NOBODY with any understanding of the situation in Spain at the beginning of the war could possibly write, as does Mr. Thomas, that General Franco on July 17, 1936. had started on the first stage of a journey which would lead him to power in Spain but which he would certainly not have begun had he known how long it would last." It would be just as perceptive to write ''Churchill would certainly not have refused a compromise peace in 1940 had he known how long the World War would last."
To a Spanish Catholic in 1936 the prospect of Communists in control of Spain was no less a horror than the possibility of Hitler in control of England to Englishmen in 1940
MR. THOMAS is aware that it is necessary to concede that revolting atrocities were committed by the Republicans, and he therefore feels under an obligation to prove that there was nothing to choose in this matter between Republicans and Nationalists.
He admits that many stories of alleged Nationalist atrocities were "invented for propaganda purposes," and adds. "Arthur Koestler, then working with the propaganda department of the Comintern in Paris, later described how such distortions were deliberately written into his hook, The Spanish Testament. by his superior. the Czech impresario of propaganda, Otto Katz."
BUT this does not prevent him quoting in support of his charges against the Nationalists from Communist and pro-Communist sources. or from attaching weight to allegations of atrocities prepared by "the respectable council of lawyers in Madrid." If his knowledge of Commtinism were not solely derived from books. Mr. Thomas would realise that those lawyers would be forced to provide the kind of report which their red masters demanded.
Other allegations are based on "private information" supplied by witnesses whom he does not name.
THE most striking example, perhaps. of Mr. Thomas's uncritical readiness to believe the worst of the Nationalists in general and Franco in particular is the unpardonable insinuation that General Franco may have been responsible for the death of General Mola who was serving under his command.
"Inevitably". writes Mr. Thomas, "a question mark surrounds the manner of Mola's death. Was there. perhaps, a time bomb in the aeroplane? Certainly there were many who might have desired the death of Mole.
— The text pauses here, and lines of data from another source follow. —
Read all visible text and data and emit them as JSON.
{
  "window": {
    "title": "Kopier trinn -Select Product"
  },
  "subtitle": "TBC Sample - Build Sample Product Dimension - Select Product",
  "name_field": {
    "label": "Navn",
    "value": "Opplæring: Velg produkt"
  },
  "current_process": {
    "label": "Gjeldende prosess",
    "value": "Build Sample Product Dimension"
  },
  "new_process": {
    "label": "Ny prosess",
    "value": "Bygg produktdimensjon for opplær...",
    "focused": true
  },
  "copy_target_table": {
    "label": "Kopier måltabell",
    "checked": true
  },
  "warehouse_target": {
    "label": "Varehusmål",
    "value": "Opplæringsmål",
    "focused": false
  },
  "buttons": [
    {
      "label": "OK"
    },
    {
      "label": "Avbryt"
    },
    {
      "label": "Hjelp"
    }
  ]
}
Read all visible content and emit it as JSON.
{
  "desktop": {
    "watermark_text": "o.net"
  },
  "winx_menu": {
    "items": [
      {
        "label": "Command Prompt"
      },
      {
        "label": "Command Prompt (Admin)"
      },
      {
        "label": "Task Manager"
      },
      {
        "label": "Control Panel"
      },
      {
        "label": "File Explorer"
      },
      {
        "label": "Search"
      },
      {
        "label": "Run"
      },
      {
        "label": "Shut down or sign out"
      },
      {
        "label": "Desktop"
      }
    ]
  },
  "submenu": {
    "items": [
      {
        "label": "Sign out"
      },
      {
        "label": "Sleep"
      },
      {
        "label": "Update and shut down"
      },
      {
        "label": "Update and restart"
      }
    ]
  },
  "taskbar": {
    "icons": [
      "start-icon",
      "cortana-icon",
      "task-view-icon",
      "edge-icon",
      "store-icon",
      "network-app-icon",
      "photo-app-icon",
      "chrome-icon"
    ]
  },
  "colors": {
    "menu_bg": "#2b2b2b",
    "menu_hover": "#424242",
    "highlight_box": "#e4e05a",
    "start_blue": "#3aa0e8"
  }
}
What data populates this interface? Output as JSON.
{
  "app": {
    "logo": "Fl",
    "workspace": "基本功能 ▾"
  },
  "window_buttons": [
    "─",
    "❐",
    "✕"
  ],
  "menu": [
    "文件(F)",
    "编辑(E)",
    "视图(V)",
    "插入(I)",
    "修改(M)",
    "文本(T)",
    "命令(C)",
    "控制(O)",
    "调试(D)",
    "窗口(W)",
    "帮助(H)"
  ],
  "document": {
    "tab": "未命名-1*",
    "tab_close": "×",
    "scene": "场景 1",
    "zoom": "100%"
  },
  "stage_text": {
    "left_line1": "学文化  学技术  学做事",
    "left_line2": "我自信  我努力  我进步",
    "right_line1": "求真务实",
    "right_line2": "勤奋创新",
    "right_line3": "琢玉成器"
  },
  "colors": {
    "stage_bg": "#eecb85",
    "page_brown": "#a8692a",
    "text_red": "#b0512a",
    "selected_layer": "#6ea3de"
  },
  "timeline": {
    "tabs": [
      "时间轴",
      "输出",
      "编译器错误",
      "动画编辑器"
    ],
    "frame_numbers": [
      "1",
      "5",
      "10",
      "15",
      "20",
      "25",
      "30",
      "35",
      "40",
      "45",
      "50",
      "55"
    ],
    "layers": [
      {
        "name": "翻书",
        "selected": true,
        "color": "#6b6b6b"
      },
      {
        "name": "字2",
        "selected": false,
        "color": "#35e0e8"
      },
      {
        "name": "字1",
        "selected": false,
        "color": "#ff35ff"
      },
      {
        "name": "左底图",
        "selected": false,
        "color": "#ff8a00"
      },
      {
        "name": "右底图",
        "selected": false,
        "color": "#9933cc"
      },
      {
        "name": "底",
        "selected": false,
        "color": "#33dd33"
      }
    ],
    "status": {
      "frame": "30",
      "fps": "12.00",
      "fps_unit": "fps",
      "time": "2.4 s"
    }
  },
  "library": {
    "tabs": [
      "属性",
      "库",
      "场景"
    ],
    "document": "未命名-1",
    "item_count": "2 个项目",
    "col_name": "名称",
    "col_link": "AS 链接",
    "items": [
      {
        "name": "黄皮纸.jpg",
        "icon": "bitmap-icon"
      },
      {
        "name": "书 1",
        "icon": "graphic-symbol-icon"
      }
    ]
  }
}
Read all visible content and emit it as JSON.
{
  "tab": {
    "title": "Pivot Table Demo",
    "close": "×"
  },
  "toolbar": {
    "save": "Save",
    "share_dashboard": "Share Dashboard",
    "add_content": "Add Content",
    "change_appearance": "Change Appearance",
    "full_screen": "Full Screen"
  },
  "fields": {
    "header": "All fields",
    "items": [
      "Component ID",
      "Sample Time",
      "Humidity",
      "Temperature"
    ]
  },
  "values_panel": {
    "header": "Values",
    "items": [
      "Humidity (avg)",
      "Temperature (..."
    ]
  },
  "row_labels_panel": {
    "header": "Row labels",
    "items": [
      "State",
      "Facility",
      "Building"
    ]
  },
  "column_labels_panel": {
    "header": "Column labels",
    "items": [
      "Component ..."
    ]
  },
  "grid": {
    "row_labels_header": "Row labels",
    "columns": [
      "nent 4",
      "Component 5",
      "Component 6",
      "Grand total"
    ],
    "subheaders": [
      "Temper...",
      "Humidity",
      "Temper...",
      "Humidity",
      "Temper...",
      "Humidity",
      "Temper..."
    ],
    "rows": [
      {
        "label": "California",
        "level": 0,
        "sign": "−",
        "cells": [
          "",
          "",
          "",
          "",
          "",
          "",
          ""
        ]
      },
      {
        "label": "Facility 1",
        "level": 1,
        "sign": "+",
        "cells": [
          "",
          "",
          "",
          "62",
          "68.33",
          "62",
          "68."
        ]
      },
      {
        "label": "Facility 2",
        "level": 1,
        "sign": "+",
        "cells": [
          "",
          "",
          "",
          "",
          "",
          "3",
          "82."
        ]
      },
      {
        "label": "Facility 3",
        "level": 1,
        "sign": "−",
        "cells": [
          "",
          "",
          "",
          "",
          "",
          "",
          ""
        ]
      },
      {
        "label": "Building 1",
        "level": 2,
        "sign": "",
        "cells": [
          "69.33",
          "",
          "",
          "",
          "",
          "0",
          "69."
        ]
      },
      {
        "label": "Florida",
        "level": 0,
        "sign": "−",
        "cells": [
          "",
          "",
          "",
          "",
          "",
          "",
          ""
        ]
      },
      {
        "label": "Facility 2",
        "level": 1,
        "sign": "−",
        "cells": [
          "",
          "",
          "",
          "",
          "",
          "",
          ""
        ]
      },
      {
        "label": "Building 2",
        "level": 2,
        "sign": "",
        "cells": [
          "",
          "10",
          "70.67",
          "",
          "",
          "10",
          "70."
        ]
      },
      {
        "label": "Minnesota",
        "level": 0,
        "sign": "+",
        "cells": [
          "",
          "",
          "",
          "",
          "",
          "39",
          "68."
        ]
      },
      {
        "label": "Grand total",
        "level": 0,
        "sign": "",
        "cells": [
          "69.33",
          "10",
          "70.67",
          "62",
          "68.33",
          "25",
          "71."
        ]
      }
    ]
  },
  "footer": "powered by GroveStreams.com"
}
Franco among them . . . Faupel described Franco as 'undoubtedly relieved by the death of, Mola'."
No historian with any claim to be regarded as "objective" would adopt the base device of insinuating horrible charges, in this case not only murder but treachery, without supporting the charge with something which could charitably be construed as evidence.
MR. THOMAS is highly selective in his use of the sources on which he claims to have "relied heavily", among them Alison Peers' "The Spanish Tragedy" and Madariaga's "Spain".
He ignores Peers' noble tribute to the Church in Spain, of which Mr. Thomas has nothing good to say, and also ignores Madariaga's statement that it is an open question whether the Civil War began with General Franco's rising or with the internecine struggle between the two wings of the Popular Front, the genuine democrats and the extremists who were aiming at a dictatorship of the left.
When Mr. Thomas's prejudices are not involved he is often extremely informative, as, fur instance, in his criticism of accepted statements of the total casualties in the Civil War, and of the extent of foreign aid to both sides. I do not wish to belittle either the interest or the value of this hook. but an objective history of the Civil War has yet to be written.